A wildfire burning for over two weeks in Argentina is threatening historic forests in Los Alerces National Park. The park is located in Chubut Province in the Patagonia region of southern Argentina.
The national park is know for some of the oldest trees in the world, many of which are over 1,000 years old. Some date back over 3,000 years.
According to the BBC News the fire has already burned 200 square kilometers (77 square miles or nearly 50,000 acres).
Global drought data from the National Climatic Data Center (NCDC) shows below-average rainfall in the area of the fire since the beginning of the year. San Carlos de Bariloche, located about 200 kilometers (130 miles) north of the park, only received 34 percent of their normal rainfall since the beginning of the year.
While conditions have been dry so far this year, a cold front will bring some relief on Monday.
AccuWeather.com Meteorologist Rob Richards states that, "A cold front will cause a few showers on Monday, which can help in the fire fighting effort across this part of Argentina." While showers will help to slow the progress of the fire, rainfall is not expected to be enough to extinguish the blaze.

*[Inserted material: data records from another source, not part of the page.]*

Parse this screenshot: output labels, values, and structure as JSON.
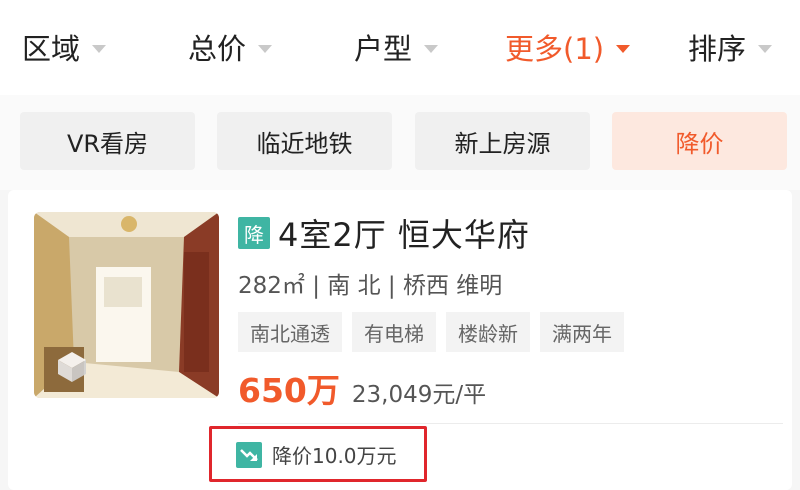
{
  "filters": [
    {
      "label": "区域"
    },
    {
      "label": "总价"
    },
    {
      "label": "户型"
    },
    {
      "label": "更多(1)",
      "active": true
    },
    {
      "label": "排序"
    }
  ],
  "chips": [
    {
      "label": "VR看房"
    },
    {
      "label": "临近地铁"
    },
    {
      "label": "新上房源"
    },
    {
      "label": "降价",
      "active": true
    }
  ],
  "listing": {
    "badge": "降",
    "title": "4室2厅 恒大华府",
    "meta": "282㎡ | 南 北 | 桥西 维明",
    "tags": [
      "南北通透",
      "有电梯",
      "楼龄新",
      "满两年"
    ],
    "price": "650万",
    "unit_price": "23,049元/平",
    "price_drop": "降价10.0万元"
  },
  "colors": {
    "accent": "#f15a2b",
    "badge_green": "#3fb5a3",
    "highlight_red": "#e0262c"
  }
}
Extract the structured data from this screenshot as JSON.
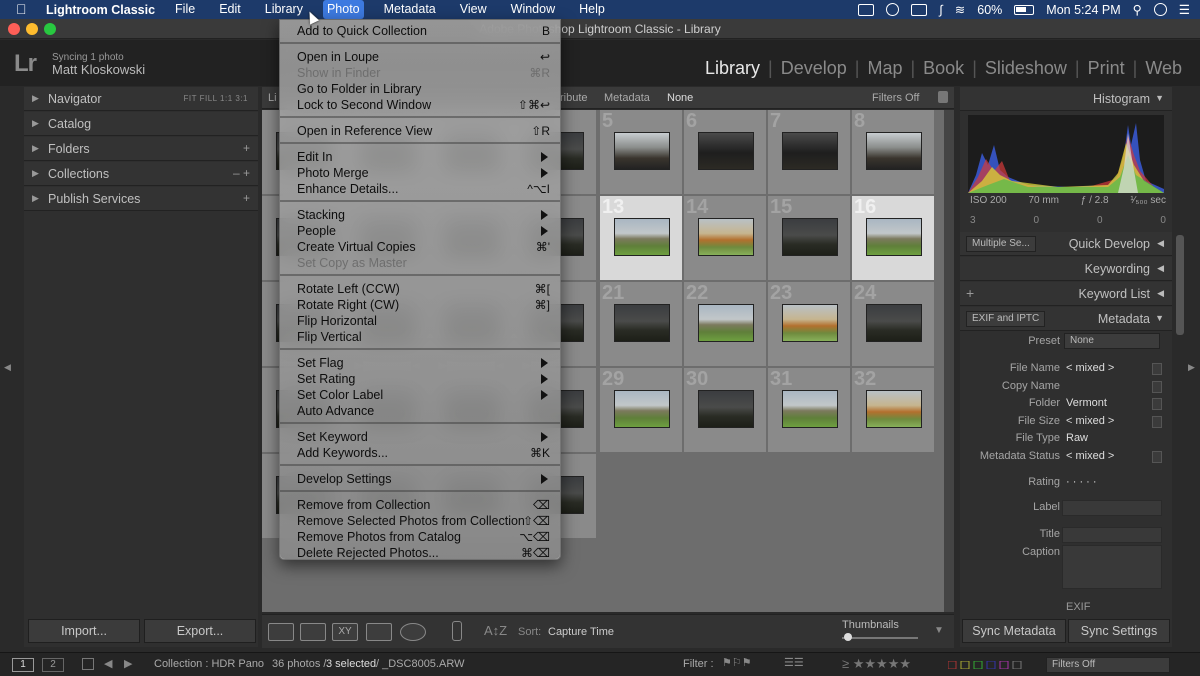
{
  "menubar": {
    "app": "Lightroom Classic",
    "items": [
      "File",
      "Edit",
      "Library",
      "Photo",
      "Metadata",
      "View",
      "Window",
      "Help"
    ],
    "battery": "60%",
    "clock": "Mon 5:24 PM"
  },
  "window": {
    "title": "Adobe Photoshop Lightroom Classic - Library"
  },
  "identity": {
    "logo": "Lr",
    "sync_status": "Syncing 1 photo",
    "user": "Matt Kloskowski"
  },
  "modules": [
    "Library",
    "Develop",
    "Map",
    "Book",
    "Slideshow",
    "Print",
    "Web"
  ],
  "left_panel": {
    "navigator": {
      "label": "Navigator",
      "zoom_options": "FIT   FILL   1:1   3:1"
    },
    "sections": [
      {
        "label": "Catalog",
        "extra": ""
      },
      {
        "label": "Folders",
        "extra": "+"
      },
      {
        "label": "Collections",
        "extra": "–  +"
      },
      {
        "label": "Publish Services",
        "extra": "+"
      }
    ],
    "import_label": "Import...",
    "export_label": "Export..."
  },
  "filter_bar": {
    "metadata_label": "Metadata",
    "none_label": "None",
    "filters_off": "Filters Off",
    "attribute_label": "ribute",
    "library_label": "Li"
  },
  "grid": {
    "cells": [
      {
        "n": "5",
        "t": "t-river",
        "sel": false
      },
      {
        "n": "6",
        "t": "t-dark",
        "sel": false
      },
      {
        "n": "7",
        "t": "t-dark",
        "sel": false
      },
      {
        "n": "8",
        "t": "t-river",
        "sel": false
      },
      {
        "n": "13",
        "t": "t-hill",
        "sel": true
      },
      {
        "n": "14",
        "t": "t-autumn",
        "sel": false
      },
      {
        "n": "15",
        "t": "t-dusk",
        "sel": false
      },
      {
        "n": "16",
        "t": "t-hill",
        "sel": true
      },
      {
        "n": "21",
        "t": "t-dusk",
        "sel": false
      },
      {
        "n": "22",
        "t": "t-hill",
        "sel": false
      },
      {
        "n": "23",
        "t": "t-autumn",
        "sel": false
      },
      {
        "n": "24",
        "t": "t-dusk",
        "sel": false
      },
      {
        "n": "29",
        "t": "t-hill",
        "sel": false
      },
      {
        "n": "30",
        "t": "t-dusk",
        "sel": false
      },
      {
        "n": "31",
        "t": "t-hill",
        "sel": false
      },
      {
        "n": "32",
        "t": "t-autumn",
        "sel": false
      }
    ]
  },
  "toolbar": {
    "sort_label": "Sort:",
    "sort_value": "Capture Time",
    "thumbnails_label": "Thumbnails"
  },
  "right_panel": {
    "histogram_label": "Histogram",
    "histo_info": {
      "iso": "ISO 200",
      "focal": "70 mm",
      "aperture": "ƒ / 2.8",
      "shutter": "¹⁄₅₀₀ sec"
    },
    "histo_counts": [
      "3",
      "0",
      "0",
      "0"
    ],
    "preset_select": "Multiple Se...",
    "quick_develop": "Quick Develop",
    "keywording": "Keywording",
    "keyword_list": "Keyword List",
    "metadata_select": "EXIF and IPTC",
    "metadata_label": "Metadata",
    "preset_label": "Preset",
    "preset_value": "None",
    "fields": [
      {
        "k": "File Name",
        "v": "< mixed >"
      },
      {
        "k": "Copy Name",
        "v": ""
      },
      {
        "k": "Folder",
        "v": "Vermont"
      },
      {
        "k": "File Size",
        "v": "< mixed >"
      },
      {
        "k": "File Type",
        "v": "Raw"
      },
      {
        "k": "Metadata Status",
        "v": "< mixed >"
      }
    ],
    "rating_label": "Rating",
    "rating_value": "·  ·  ·  ·  ·",
    "label_label": "Label",
    "title_label": "Title",
    "caption_label": "Caption",
    "exif_label": "EXIF",
    "sync_metadata": "Sync Metadata",
    "sync_settings": "Sync Settings"
  },
  "filmstrip": {
    "view1": "1",
    "view2": "2",
    "source": "Collection : HDR Pano",
    "count": "36 photos /",
    "selected": "3 selected",
    "file": "/ _DSC8005.ARW",
    "filter_label": "Filter :",
    "filters_off": "Filters Off"
  },
  "photo_menu": {
    "items": [
      {
        "label": "Add to Quick Collection",
        "shortcut": "B",
        "disabled": false,
        "sub": false,
        "sep_after": true
      },
      {
        "label": "Open in Loupe",
        "shortcut": "↩",
        "disabled": false,
        "sub": false,
        "sep_after": false
      },
      {
        "label": "Show in Finder",
        "shortcut": "⌘R",
        "disabled": true,
        "sub": false,
        "sep_after": false
      },
      {
        "label": "Go to Folder in Library",
        "shortcut": "",
        "disabled": false,
        "sub": false,
        "sep_after": false
      },
      {
        "label": "Lock to Second Window",
        "shortcut": "⇧⌘↩",
        "disabled": false,
        "sub": false,
        "sep_after": true
      },
      {
        "label": "Open in Reference View",
        "shortcut": "⇧R",
        "disabled": false,
        "sub": false,
        "sep_after": true
      },
      {
        "label": "Edit In",
        "shortcut": "",
        "disabled": false,
        "sub": true,
        "sep_after": false
      },
      {
        "label": "Photo Merge",
        "shortcut": "",
        "disabled": false,
        "sub": true,
        "sep_after": false
      },
      {
        "label": "Enhance Details...",
        "shortcut": "^⌥I",
        "disabled": false,
        "sub": false,
        "sep_after": true
      },
      {
        "label": "Stacking",
        "shortcut": "",
        "disabled": false,
        "sub": true,
        "sep_after": false
      },
      {
        "label": "People",
        "shortcut": "",
        "disabled": false,
        "sub": true,
        "sep_after": false
      },
      {
        "label": "Create Virtual Copies",
        "shortcut": "⌘'",
        "disabled": false,
        "sub": false,
        "sep_after": false
      },
      {
        "label": "Set Copy as Master",
        "shortcut": "",
        "disabled": true,
        "sub": false,
        "sep_after": true
      },
      {
        "label": "Rotate Left (CCW)",
        "shortcut": "⌘[",
        "disabled": false,
        "sub": false,
        "sep_after": false
      },
      {
        "label": "Rotate Right (CW)",
        "shortcut": "⌘]",
        "disabled": false,
        "sub": false,
        "sep_after": false
      },
      {
        "label": "Flip Horizontal",
        "shortcut": "",
        "disabled": false,
        "sub": false,
        "sep_after": false
      },
      {
        "label": "Flip Vertical",
        "shortcut": "",
        "disabled": false,
        "sub": false,
        "sep_after": true
      },
      {
        "label": "Set Flag",
        "shortcut": "",
        "disabled": false,
        "sub": true,
        "sep_after": false
      },
      {
        "label": "Set Rating",
        "shortcut": "",
        "disabled": false,
        "sub": true,
        "sep_after": false
      },
      {
        "label": "Set Color Label",
        "shortcut": "",
        "disabled": false,
        "sub": true,
        "sep_after": false
      },
      {
        "label": "Auto Advance",
        "shortcut": "",
        "disabled": false,
        "sub": false,
        "sep_after": true
      },
      {
        "label": "Set Keyword",
        "shortcut": "",
        "disabled": false,
        "sub": true,
        "sep_after": false
      },
      {
        "label": "Add Keywords...",
        "shortcut": "⌘K",
        "disabled": false,
        "sub": false,
        "sep_after": true
      },
      {
        "label": "Develop Settings",
        "shortcut": "",
        "disabled": false,
        "sub": true,
        "sep_after": true
      },
      {
        "label": "Remove from Collection",
        "shortcut": "⌫",
        "disabled": false,
        "sub": false,
        "sep_after": false
      },
      {
        "label": "Remove Selected Photos from Collection",
        "shortcut": "⇧⌫",
        "disabled": false,
        "sub": false,
        "sep_after": false
      },
      {
        "label": "Remove Photos from Catalog",
        "shortcut": "⌥⌫",
        "disabled": false,
        "sub": false,
        "sep_after": false
      },
      {
        "label": "Delete Rejected Photos...",
        "shortcut": "⌘⌫",
        "disabled": false,
        "sub": false,
        "sep_after": false
      }
    ]
  }
}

While this fire threatens a historic national park, the head of Argentina's National Fire Management System has been fired. BBC News reports that the dismissal is because of "unsatisfactory" work. The reports goes on to say that hundreds of workers have since been battling the fire.
After the showers expected on Monday exit the region, the next chance for rain will not come until Thursday when another cold front approaches. However, like the first front, this second one will only bring limited rainfall.